To: House Human Services Committee
From: Christopher T. Dodson, Executive Director
Subject: SCR 4009 - Constitutional Right to Life
Date: March 13, 2013

The North Dakota Catholic Conference supports SCR 4009 because it gives the people of North Dakota the opportunity to decide whether the state should recognize a legal right to life for all North Dakotans.

A state constitutional amendment respecting the right to life is not unconstitutional. The U.S. Supreme Court has said that states may enact their own laws and constitutional provisions to protect human life, including unborn human life. Nor is a state constitutional amendment respecting the right to life made moot by the U.S. Supreme Court’s decision on abortion. It can guide the interpretation of existing and future state laws by all branches of state government. From time to time legal questions arise regarding unborn children - and even the right to abortion - that are not made dispositive by the abortion decisions of the U.S. Supreme Court. The resolution of those questions rightly belongs to the states, but sometimes the state’s courts and executive offices can be left without constitutional guidance. SCR 4009 would provide that guidance.1

Opponents of any recognition of the unborn child have conjured up all kinds of claims about SCR 4009, including that it would ban abortion, in vitro fertilization, and contraception. SCR 4009 does not ban anything. It would take an act of the legislature to do that and even then the act could not contravene the directives of the U.S. Supreme Court.

Let’s affirm in our state constitution that which this Legislative Assembly and the people of North Dakota consistently affirmed with its laws - that every human being has a right to life that should be respected and protected to the greatest extent possible. We urge a Do Pass recommendation on HCR 4009.

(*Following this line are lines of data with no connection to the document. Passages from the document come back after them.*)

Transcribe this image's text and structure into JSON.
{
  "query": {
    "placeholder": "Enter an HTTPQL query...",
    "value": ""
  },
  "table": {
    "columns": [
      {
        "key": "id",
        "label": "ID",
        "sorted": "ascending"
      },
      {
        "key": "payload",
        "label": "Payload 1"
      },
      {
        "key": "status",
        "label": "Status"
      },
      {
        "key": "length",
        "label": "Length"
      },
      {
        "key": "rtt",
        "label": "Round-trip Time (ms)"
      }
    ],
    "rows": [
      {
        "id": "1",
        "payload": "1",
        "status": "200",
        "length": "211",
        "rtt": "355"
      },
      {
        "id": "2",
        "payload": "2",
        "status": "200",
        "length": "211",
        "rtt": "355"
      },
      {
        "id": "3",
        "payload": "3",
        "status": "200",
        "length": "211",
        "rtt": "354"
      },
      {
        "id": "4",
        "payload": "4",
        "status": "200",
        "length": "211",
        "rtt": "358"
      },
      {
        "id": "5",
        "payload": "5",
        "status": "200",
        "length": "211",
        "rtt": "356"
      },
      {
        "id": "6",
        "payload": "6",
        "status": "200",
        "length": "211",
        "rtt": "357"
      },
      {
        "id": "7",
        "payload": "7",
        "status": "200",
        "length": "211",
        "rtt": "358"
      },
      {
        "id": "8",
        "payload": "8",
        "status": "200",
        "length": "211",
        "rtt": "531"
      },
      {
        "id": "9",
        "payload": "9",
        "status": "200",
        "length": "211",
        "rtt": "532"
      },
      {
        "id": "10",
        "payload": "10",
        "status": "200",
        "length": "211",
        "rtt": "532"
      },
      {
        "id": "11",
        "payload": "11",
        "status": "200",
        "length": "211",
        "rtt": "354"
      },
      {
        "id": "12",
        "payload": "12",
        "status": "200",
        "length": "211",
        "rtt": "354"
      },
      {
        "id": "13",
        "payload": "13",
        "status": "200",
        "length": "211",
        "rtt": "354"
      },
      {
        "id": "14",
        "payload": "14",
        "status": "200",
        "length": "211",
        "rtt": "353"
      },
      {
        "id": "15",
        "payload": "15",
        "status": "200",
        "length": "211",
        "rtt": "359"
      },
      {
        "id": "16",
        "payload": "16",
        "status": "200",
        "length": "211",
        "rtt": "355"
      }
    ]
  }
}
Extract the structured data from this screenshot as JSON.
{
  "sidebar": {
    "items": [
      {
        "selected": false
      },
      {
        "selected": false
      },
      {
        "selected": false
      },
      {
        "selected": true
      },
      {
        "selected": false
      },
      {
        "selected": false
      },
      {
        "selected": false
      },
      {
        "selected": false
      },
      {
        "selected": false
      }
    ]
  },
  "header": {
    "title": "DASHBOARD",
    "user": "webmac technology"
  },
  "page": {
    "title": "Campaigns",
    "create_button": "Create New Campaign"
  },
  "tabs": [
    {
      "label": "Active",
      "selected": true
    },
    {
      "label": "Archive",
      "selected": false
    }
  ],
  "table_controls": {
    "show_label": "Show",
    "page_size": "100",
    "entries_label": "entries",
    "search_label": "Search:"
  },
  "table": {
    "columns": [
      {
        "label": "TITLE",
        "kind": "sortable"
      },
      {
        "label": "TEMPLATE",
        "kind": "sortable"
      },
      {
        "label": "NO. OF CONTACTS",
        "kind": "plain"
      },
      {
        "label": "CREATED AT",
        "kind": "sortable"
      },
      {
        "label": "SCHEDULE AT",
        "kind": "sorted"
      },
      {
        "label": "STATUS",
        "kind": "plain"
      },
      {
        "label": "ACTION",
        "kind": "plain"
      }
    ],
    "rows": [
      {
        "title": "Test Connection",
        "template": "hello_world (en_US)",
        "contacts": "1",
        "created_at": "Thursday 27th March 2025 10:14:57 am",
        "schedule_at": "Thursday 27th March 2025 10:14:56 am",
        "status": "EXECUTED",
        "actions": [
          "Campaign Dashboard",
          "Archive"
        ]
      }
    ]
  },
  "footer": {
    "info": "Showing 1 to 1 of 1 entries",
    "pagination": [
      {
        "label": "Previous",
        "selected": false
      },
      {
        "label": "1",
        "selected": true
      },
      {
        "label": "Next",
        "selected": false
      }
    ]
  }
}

1 Legislation passed last session is currently tied up in court because the abortion clinic in Fargo is claiming that the North Dakota Constitution grants a “right to abortion” that is greater in scope than the right found in the U.S. Constitution.